The most common materials used for the production of clothes in Roman Britain were wool and linen. Cloth and leather are rarely preserved in the archaeological record, except in wet conditions. However, some textile and leather remains have revealed the sophisticated nature of clothing and shoe production in the Roman period.
The Roman toga could be worn by every free-born citizen. Woven of one piece of cloth and worn over a tunic it was somewhat cumbersome to wear. Only the more wealthy Roman men consistently wore a toga, whilst the working classes dressed in a more simple tunic. Similarly, women's dress involved a stola (tunic), and was worn with a palla (shawl) around the shoulders. Pins and brooches would have been used to fasten both men and women's clothes and though functional were also highly decorative.
Written evidence tells us, that like today, many of Rome's wealthy women spent many an hour having their hair dressed.
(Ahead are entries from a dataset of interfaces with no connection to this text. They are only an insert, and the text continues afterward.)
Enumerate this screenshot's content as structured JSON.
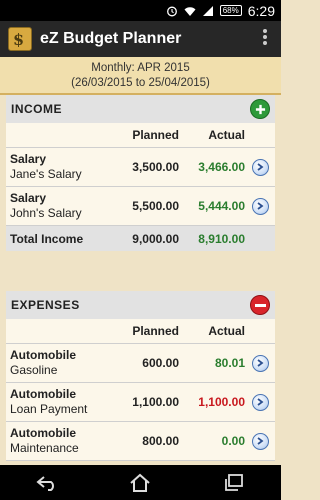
{
  "status": {
    "battery": "68%",
    "time": "6:29"
  },
  "app": {
    "title": "eZ Budget Planner",
    "icon_letter": "$"
  },
  "period": {
    "line1": "Monthly: APR 2015",
    "line2": "(26/03/2015 to 25/04/2015)"
  },
  "columns": {
    "planned": "Planned",
    "actual": "Actual"
  },
  "income": {
    "title": "INCOME",
    "rows": [
      {
        "category": "Salary",
        "name": "Jane's Salary",
        "planned": "3,500.00",
        "actual": "3,466.00"
      },
      {
        "category": "Salary",
        "name": "John's Salary",
        "planned": "5,500.00",
        "actual": "5,444.00"
      }
    ],
    "total": {
      "label": "Total Income",
      "planned": "9,000.00",
      "actual": "8,910.00"
    }
  },
  "expenses": {
    "title": "EXPENSES",
    "rows": [
      {
        "category": "Automobile",
        "name": "Gasoline",
        "planned": "600.00",
        "actual": "80.01"
      },
      {
        "category": "Automobile",
        "name": "Loan Payment",
        "planned": "1,100.00",
        "actual": "1,100.00"
      },
      {
        "category": "Automobile",
        "name": "Maintenance",
        "planned": "800.00",
        "actual": "0.00"
      }
    ]
  },
  "colors": {
    "add": "#2e9a3a",
    "remove": "#d9252b",
    "actual_ok": "#2a7d2e",
    "actual_over": "#c8181e"
  },
  "icons": [
    "wifi-icon",
    "signal-icon",
    "battery-icon",
    "overflow-menu-icon",
    "add-icon",
    "remove-icon",
    "arrow-right-icon",
    "back-icon",
    "home-icon",
    "recents-icon"
  ]
}
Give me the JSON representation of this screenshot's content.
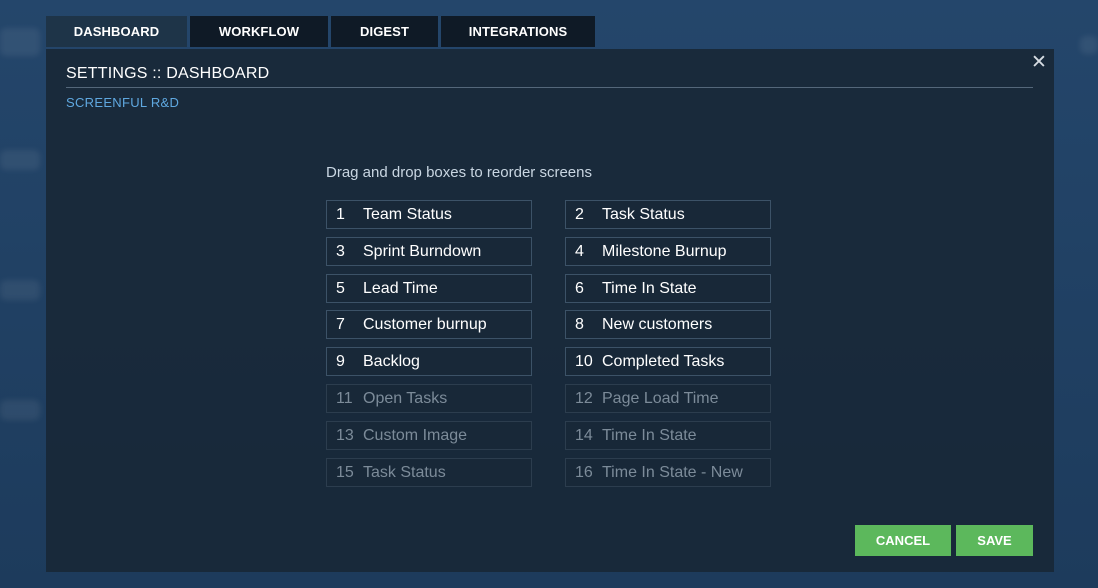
{
  "tabs": [
    {
      "label": "DASHBOARD",
      "active": true
    },
    {
      "label": "WORKFLOW",
      "active": false
    },
    {
      "label": "DIGEST",
      "active": false
    },
    {
      "label": "INTEGRATIONS",
      "active": false
    }
  ],
  "modal": {
    "title": "SETTINGS :: DASHBOARD",
    "subtitle": "SCREENFUL R&D",
    "instruction": "Drag and drop boxes to reorder screens",
    "close_icon": "close-icon"
  },
  "screens": [
    {
      "num": "1",
      "label": "Team Status",
      "enabled": true
    },
    {
      "num": "2",
      "label": "Task Status",
      "enabled": true
    },
    {
      "num": "3",
      "label": "Sprint Burndown",
      "enabled": true
    },
    {
      "num": "4",
      "label": "Milestone Burnup",
      "enabled": true
    },
    {
      "num": "5",
      "label": "Lead Time",
      "enabled": true
    },
    {
      "num": "6",
      "label": "Time In State",
      "enabled": true
    },
    {
      "num": "7",
      "label": "Customer burnup",
      "enabled": true
    },
    {
      "num": "8",
      "label": "New customers",
      "enabled": true
    },
    {
      "num": "9",
      "label": "Backlog",
      "enabled": true
    },
    {
      "num": "10",
      "label": "Completed Tasks",
      "enabled": true
    },
    {
      "num": "11",
      "label": "Open Tasks",
      "enabled": false
    },
    {
      "num": "12",
      "label": "Page Load Time",
      "enabled": false
    },
    {
      "num": "13",
      "label": "Custom Image",
      "enabled": false
    },
    {
      "num": "14",
      "label": "Time In State",
      "enabled": false
    },
    {
      "num": "15",
      "label": "Task Status",
      "enabled": false
    },
    {
      "num": "16",
      "label": "Time In State - New",
      "enabled": false
    }
  ],
  "buttons": {
    "cancel": "CANCEL",
    "save": "SAVE"
  },
  "colors": {
    "accent": "#5cb85c",
    "link": "#5fa8e0",
    "tab_bg": "#0f1a26"
  }
}
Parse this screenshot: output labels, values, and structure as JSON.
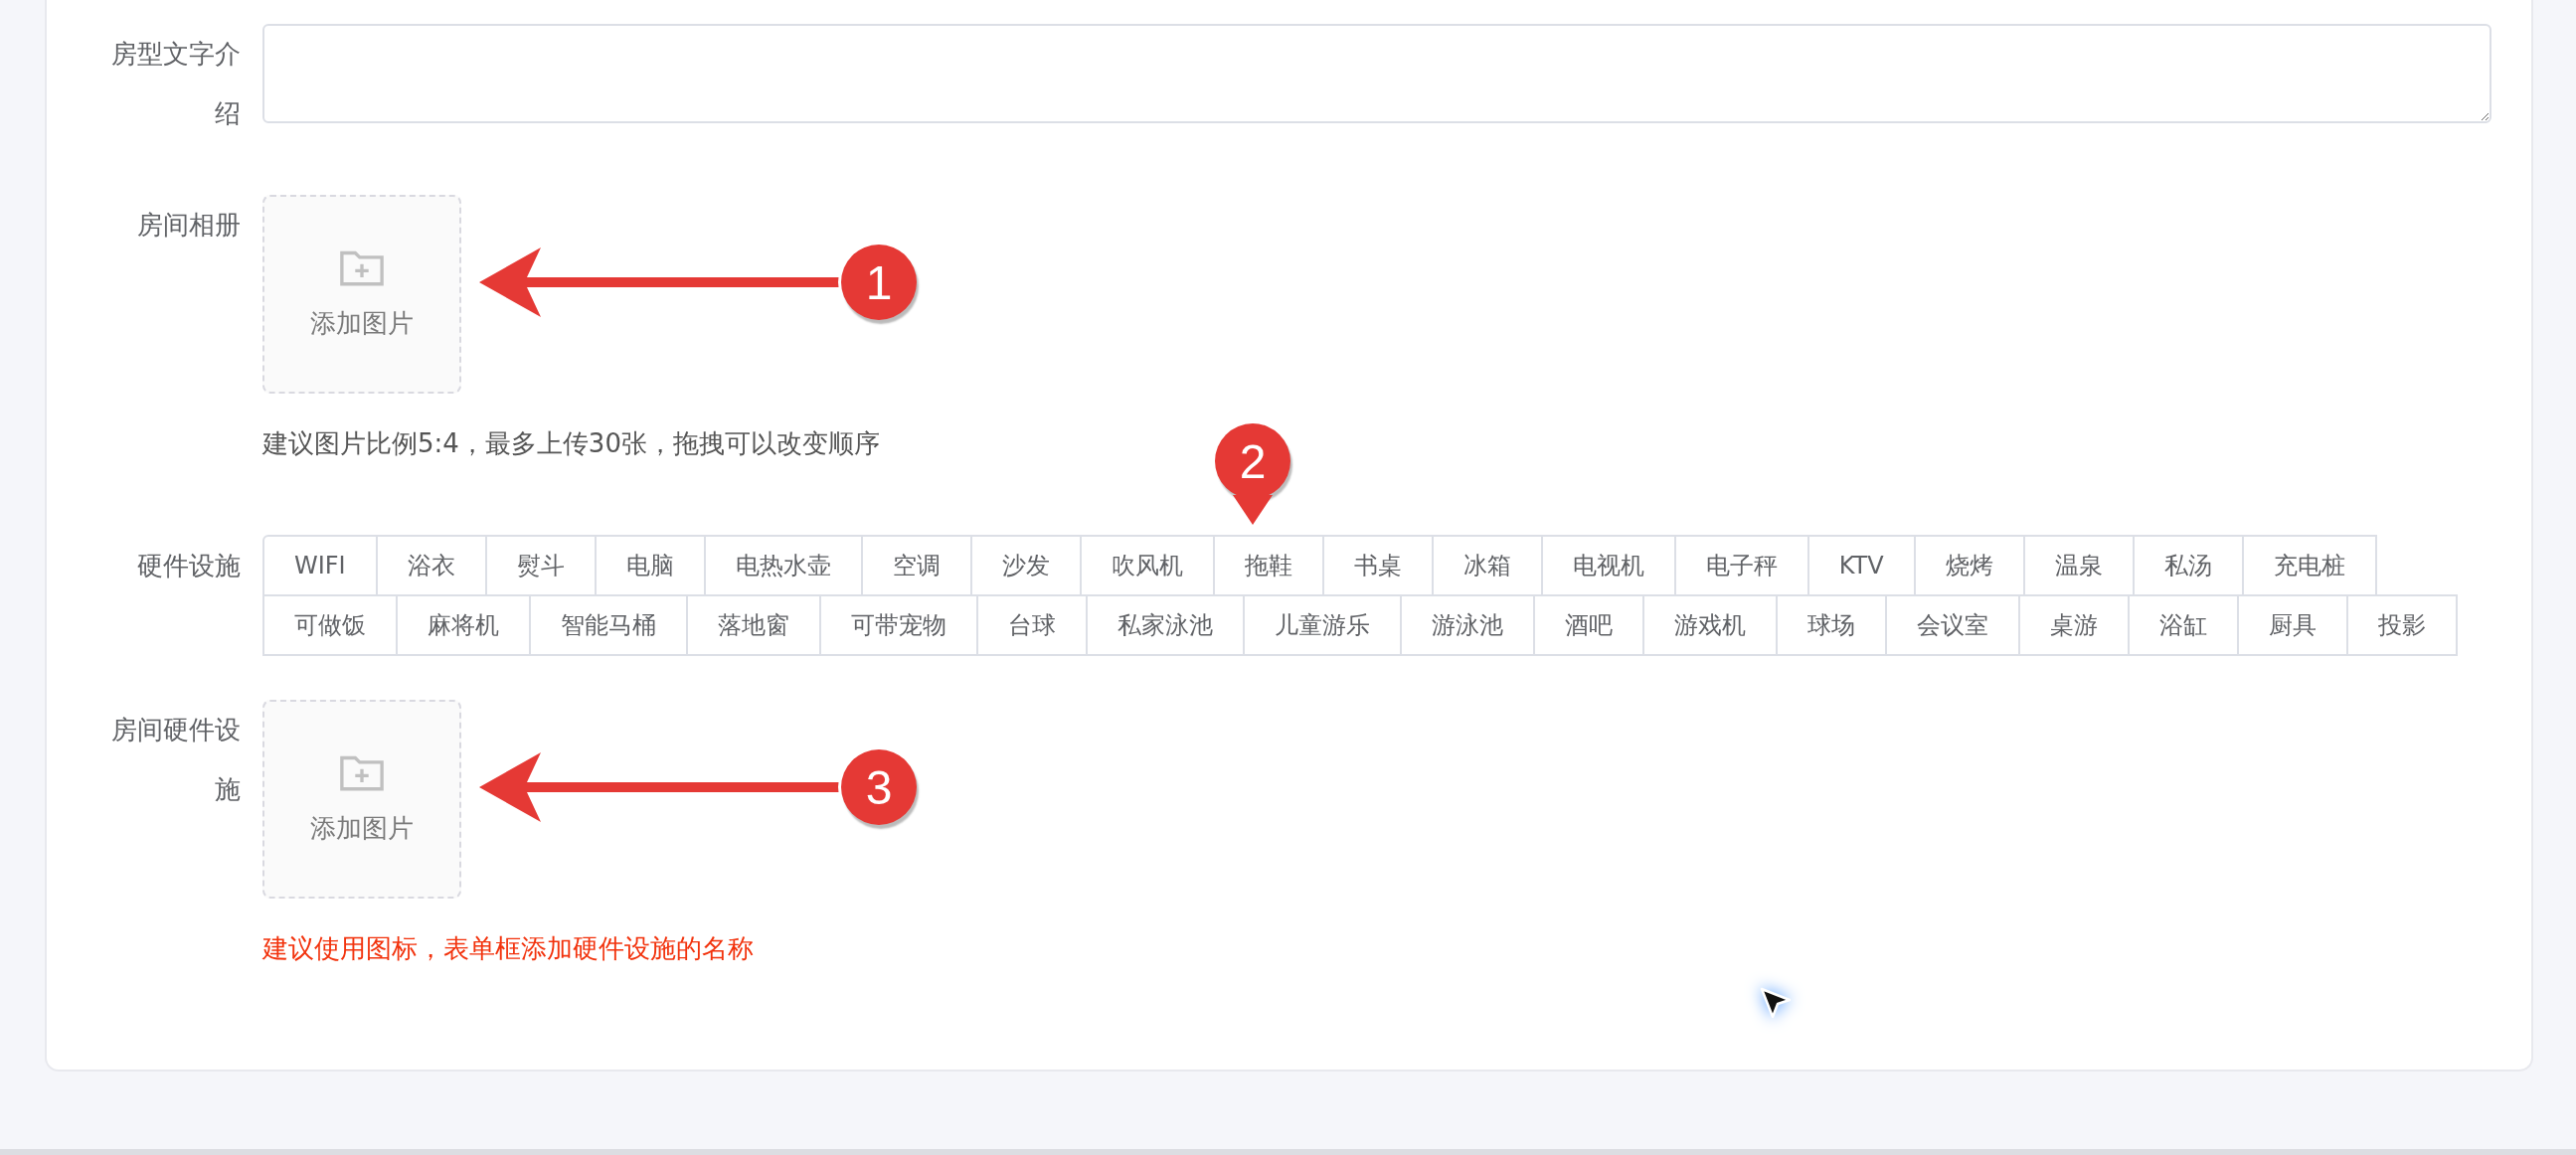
{
  "fields": [
    {
      "kind": "textarea",
      "label": "房型文字介绍"
    },
    {
      "kind": "upload",
      "label": "房间相册",
      "button": "添加图片",
      "hint": "建议图片比例5:4，最多上传30张，拖拽可以改变顺序",
      "hint_warning": false,
      "annotation": "1"
    },
    {
      "kind": "tags",
      "label": "硬件设施",
      "annotation": "2",
      "tag_lines": [
        {
          "tags": [
            "WIFI",
            "浴衣",
            "熨斗",
            "电脑",
            "电热水壶",
            "空调",
            "沙发",
            "吹风机",
            "拖鞋",
            "书桌",
            "冰箱",
            "电视机",
            "电子秤",
            "KTV",
            "烧烤",
            "温泉",
            "私汤",
            "充电桩"
          ]
        },
        {
          "tags": [
            "可做饭",
            "麻将机",
            "智能马桶",
            "落地窗",
            "可带宠物",
            "台球",
            "私家泳池",
            "儿童游乐",
            "游泳池",
            "酒吧",
            "游戏机",
            "球场",
            "会议室",
            "桌游",
            "浴缸",
            "厨具",
            "投影"
          ]
        }
      ]
    },
    {
      "kind": "upload",
      "label": "房间硬件设施",
      "button": "添加图片",
      "hint": "建议使用图标，表单框添加硬件设施的名称",
      "hint_warning": true,
      "annotation": "3"
    }
  ]
}
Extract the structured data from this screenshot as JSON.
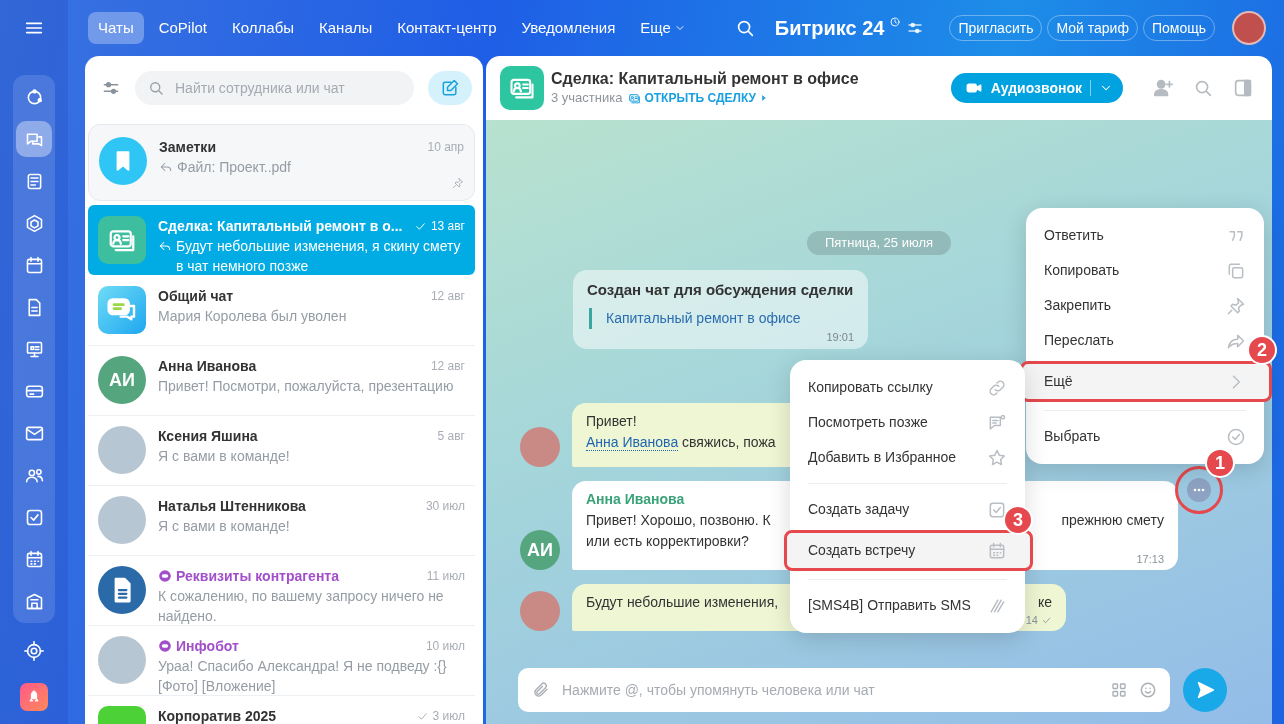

Elaborate hairstyles were decorated with hairpins and hair pieces and often copied the hairstyles of the Imperial court.